Some, perhaps, hoped that official communion recognition could be bypassed altogether in favor of recognition by the GAFCON council. But the GAFCON primates themselves, in Egypt, have apparently decided that this route is premature. Instead, the primates at Egypt proposed that a professionally mediated discussion be initiated among all the concerned parties, with the goal of finding some sort of “provisional holding arrangement” that could have the blessing of the communion at large.
What of the “federal liberals,” particularly in the Episcopal Church? As has long been clear, it is unlikely that it will sign on for the sort of robust covenant and institutional reform that the emerging consensus is envisioning. The church’s Executive Council recently published its response to the proposed Anglican Covenant, more or less saying that it is not interested in any sort of covenant with consequences. Bonnie Anderson, the president of the church’s House of Deputies, has for her part signaled that at this summer’s General Convention she will push to move away from an earlier resolution that called for restraint on further consecration of gay bishops. Although the American church does not plan on taking up the covenant at its convention this summer, the arrows thus far point towards an effectual rejection of its terms.
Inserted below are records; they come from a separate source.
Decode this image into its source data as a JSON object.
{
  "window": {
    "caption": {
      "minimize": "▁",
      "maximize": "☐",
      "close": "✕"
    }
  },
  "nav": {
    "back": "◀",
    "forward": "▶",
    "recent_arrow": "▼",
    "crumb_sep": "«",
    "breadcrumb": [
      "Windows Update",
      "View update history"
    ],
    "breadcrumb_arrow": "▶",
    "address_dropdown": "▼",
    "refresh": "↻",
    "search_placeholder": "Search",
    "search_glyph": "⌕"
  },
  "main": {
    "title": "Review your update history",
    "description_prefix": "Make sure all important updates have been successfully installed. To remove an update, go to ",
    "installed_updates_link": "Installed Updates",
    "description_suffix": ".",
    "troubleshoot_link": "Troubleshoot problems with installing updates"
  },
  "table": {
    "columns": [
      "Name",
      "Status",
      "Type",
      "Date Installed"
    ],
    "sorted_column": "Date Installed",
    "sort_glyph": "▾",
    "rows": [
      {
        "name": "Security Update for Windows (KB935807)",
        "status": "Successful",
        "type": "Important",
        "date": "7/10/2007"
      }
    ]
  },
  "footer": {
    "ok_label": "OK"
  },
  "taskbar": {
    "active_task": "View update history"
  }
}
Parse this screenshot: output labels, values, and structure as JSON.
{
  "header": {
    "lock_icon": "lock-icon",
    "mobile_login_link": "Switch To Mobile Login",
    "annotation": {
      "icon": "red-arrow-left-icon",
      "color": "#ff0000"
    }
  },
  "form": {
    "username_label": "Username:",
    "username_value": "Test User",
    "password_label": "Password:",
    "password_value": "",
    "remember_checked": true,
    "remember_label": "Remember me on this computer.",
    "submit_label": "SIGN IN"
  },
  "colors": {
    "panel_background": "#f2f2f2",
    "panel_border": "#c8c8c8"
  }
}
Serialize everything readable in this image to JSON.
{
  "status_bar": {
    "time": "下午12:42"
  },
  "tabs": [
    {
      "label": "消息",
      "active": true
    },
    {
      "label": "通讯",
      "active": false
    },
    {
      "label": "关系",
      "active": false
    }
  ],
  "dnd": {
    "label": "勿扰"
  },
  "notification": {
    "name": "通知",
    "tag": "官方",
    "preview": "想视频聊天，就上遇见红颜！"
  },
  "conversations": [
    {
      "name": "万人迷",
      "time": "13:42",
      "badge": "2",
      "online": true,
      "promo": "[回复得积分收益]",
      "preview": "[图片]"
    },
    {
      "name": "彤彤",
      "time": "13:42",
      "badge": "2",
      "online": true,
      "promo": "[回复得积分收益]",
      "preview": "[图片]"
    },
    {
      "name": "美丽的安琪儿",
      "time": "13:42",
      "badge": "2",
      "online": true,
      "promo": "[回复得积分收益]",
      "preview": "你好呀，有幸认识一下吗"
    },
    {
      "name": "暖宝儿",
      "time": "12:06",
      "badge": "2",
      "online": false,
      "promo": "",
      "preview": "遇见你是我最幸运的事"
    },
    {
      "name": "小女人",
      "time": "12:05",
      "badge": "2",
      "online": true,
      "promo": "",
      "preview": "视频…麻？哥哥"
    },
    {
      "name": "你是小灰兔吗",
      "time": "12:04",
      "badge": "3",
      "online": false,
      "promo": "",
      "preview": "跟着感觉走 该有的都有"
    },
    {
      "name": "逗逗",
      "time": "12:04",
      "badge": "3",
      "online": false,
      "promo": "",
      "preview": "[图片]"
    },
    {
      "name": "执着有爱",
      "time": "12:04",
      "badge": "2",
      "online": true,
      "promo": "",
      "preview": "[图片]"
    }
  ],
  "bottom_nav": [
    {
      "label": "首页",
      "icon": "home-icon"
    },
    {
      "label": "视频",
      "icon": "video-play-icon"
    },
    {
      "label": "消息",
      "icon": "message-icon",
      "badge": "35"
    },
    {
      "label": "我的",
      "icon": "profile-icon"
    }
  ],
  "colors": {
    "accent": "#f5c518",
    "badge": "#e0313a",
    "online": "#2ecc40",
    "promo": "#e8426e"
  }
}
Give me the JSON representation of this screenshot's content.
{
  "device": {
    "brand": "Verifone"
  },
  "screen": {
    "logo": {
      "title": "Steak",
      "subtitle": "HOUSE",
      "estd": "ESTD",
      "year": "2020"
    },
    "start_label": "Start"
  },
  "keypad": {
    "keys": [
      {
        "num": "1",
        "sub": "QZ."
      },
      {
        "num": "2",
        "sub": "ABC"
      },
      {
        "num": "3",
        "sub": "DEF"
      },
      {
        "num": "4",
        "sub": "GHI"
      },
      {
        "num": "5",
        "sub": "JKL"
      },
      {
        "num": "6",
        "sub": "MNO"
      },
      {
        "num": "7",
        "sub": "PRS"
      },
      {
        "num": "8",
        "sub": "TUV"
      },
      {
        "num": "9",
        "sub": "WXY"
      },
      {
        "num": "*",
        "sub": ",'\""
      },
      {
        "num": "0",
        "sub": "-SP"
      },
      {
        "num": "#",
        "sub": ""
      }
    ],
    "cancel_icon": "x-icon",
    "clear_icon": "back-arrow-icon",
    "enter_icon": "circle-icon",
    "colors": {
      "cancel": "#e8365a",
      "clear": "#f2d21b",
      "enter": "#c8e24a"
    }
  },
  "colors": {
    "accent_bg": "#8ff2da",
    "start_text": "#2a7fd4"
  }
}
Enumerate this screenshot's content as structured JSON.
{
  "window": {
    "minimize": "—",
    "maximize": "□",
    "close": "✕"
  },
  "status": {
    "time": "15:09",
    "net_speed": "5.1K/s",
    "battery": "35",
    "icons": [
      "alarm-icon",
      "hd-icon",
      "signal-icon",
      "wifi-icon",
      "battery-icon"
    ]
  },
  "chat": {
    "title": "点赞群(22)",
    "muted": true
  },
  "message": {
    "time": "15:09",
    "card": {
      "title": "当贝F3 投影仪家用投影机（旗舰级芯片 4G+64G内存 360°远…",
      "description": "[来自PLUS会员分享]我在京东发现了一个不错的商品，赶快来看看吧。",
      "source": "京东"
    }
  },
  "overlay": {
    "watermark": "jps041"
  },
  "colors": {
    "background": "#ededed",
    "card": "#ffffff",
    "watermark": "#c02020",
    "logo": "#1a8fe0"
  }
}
Tellingly and worryingly, the Executive Council’s response also asserted that the proposed Covenant may only be adopted or rejected at the provincial level, rather than the diocesan. For many “communion conservatives” who still remain within the Episcopal Church, this will amount to a deep crisis of conscience, since in effect their church seems bent upon forcing them to choose between the Anglican communion and the Episcopal Church.